Description of original award (Fiscal Year 2023, $64,003)
The rapid development of AI-powered audio generation has made it increasingly difficult
to distinguish between real and fake audio, leading to the use of deepfakes for criminal
activities. Therefore, there is a pressing need to develop audio deepfake detection
(ADD) systems that can filter out deepfakes. To achieve accurate detection results, ADD
systems need to be robust against new and unknown deepfake techniques, provide
evidence to support their findings, and be compatible with other fake detection tools.
This grant proposal aims to investigate three key research questions (RQs) in ADD for
forensics and security:
1. How can we design ADD systems that are robust to new and unknown deepfake
2. How can we improve the convincingness and explainability of ADD results?
3. Can we leverage other modalities, such as vision, to enhance ADD performance?
To address the first RQ, the applicant proposes a novel training strategy called multicenter
one-class learning that considers the distribution mismatch between training and
evaluation. The proposed training strategy encourages the embedding space of speech
representations to separate deepfakes and cluster real recordings of diverse settings
around multiple centroids, leading to ADD systems that can outperform existing models
in detecting novel deepfake techniques.
To address the second RQ, the applicant proposes to identify fingerprints of the audio
generation process and use them as evidence for convincing ADD results. The
applicant proposes a proactive steganography framework that embeds the description

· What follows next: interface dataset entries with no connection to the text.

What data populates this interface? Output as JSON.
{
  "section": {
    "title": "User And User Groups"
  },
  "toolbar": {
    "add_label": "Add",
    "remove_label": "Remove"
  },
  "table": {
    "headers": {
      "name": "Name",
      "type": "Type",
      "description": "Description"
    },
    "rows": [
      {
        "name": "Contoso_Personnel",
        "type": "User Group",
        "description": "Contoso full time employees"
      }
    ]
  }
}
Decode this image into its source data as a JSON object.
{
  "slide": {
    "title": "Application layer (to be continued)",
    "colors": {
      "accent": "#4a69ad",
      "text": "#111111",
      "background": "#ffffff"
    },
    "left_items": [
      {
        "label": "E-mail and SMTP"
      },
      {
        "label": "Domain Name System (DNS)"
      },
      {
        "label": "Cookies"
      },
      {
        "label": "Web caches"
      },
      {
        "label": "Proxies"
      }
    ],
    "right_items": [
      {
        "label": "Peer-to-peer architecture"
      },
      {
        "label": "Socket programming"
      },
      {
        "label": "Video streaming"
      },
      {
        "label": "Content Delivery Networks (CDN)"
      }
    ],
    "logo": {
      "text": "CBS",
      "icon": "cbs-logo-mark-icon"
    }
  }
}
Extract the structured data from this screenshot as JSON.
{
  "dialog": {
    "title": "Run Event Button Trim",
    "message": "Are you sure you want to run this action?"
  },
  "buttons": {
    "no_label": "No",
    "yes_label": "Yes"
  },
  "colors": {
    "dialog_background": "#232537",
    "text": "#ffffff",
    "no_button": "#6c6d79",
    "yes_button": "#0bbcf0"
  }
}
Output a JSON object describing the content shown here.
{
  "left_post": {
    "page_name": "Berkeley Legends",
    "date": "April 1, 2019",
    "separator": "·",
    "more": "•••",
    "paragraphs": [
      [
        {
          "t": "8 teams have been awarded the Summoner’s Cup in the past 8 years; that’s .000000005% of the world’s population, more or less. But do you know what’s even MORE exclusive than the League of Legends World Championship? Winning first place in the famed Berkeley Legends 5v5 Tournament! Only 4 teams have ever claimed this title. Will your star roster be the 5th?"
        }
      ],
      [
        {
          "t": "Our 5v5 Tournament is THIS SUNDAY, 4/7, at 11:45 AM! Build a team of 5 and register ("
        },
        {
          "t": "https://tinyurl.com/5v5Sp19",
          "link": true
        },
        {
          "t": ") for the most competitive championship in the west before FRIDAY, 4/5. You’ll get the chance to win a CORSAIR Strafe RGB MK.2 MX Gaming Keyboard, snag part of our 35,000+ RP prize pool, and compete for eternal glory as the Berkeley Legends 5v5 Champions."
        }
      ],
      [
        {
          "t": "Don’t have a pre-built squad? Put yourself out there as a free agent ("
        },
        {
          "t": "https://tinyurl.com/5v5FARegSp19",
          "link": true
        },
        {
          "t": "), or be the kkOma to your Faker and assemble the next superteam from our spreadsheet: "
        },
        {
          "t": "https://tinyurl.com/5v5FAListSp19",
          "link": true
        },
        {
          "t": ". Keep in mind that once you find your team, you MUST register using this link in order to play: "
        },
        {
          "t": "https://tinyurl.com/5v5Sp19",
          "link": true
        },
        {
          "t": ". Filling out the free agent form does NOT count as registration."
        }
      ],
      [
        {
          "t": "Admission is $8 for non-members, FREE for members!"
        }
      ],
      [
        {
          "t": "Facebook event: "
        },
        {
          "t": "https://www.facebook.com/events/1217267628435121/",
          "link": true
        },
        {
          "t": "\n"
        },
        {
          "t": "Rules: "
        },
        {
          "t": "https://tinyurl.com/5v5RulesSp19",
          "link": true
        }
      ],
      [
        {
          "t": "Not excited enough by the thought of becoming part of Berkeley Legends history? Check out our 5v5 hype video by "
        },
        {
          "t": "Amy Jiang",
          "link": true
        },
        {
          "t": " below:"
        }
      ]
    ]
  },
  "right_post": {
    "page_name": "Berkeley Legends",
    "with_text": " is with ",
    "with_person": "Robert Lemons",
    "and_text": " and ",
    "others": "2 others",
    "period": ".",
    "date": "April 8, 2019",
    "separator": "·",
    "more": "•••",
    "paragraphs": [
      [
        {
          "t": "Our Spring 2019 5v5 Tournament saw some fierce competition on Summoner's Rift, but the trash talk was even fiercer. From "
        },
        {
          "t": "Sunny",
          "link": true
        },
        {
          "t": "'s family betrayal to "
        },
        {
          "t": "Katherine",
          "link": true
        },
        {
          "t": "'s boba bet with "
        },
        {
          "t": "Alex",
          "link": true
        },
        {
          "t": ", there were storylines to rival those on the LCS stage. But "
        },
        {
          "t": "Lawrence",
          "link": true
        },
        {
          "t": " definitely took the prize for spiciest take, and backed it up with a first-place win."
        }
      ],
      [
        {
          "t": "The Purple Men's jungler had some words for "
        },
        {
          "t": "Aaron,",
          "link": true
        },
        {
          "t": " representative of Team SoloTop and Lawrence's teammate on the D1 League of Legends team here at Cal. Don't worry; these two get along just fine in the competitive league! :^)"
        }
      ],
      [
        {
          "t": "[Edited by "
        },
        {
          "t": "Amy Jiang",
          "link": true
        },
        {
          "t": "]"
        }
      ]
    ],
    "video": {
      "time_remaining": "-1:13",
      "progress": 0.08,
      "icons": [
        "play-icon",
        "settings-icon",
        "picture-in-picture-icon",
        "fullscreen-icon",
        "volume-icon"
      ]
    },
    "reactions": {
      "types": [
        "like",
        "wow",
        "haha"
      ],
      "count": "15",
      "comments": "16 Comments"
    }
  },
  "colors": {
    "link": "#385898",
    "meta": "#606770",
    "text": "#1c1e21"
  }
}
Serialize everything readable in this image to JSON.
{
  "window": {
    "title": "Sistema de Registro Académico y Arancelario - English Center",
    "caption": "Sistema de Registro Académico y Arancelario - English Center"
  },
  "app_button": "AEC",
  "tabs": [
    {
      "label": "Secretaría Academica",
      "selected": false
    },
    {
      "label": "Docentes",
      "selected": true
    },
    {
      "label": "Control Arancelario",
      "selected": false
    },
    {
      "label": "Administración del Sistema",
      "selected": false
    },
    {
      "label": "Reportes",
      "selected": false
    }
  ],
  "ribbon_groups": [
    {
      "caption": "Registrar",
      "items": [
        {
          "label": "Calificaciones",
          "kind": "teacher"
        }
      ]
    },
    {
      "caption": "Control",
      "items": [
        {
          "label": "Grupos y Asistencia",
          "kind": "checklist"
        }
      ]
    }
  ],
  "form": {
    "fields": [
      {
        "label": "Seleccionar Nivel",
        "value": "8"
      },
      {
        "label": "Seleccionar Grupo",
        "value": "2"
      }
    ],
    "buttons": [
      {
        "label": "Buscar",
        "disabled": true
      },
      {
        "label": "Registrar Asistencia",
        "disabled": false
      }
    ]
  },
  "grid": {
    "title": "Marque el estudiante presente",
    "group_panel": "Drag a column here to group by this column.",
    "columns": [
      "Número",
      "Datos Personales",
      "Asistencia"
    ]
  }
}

of deepfake generation algorithms into the generated audio, enabling authorized agents
to accurately determine the origin of fraudulent speech, even for novel deepfakes.
To address the third RQ, the applicant proposes to leverage cross-modal learning to
enhance ADD performance with information from other senses such as vision. The
applicant proposes modeling cross-modal mismatches on the synchronization of
general audio-visual events in complex scenes, including talking head and surveillance
videos. Incorporating knowledge graph reasoning on the acoustic properties can further
improve the ADD performance.
The proposed research will contribute to the development of effective ADD systems that
are robust against new and unknown deepfake techniques, provide evidence to support
their findings, and are compatible with other fake detection tools. As deepfakes become
more prevalent in crimes, the efficiency of audio forensics in juvenile justice can be
significantly improved through the development of accurate and robust ADD techniques.
The publications resulting from this research will be made publicly available to
interested juvenile justice practitioners and the broader public. CA/NCF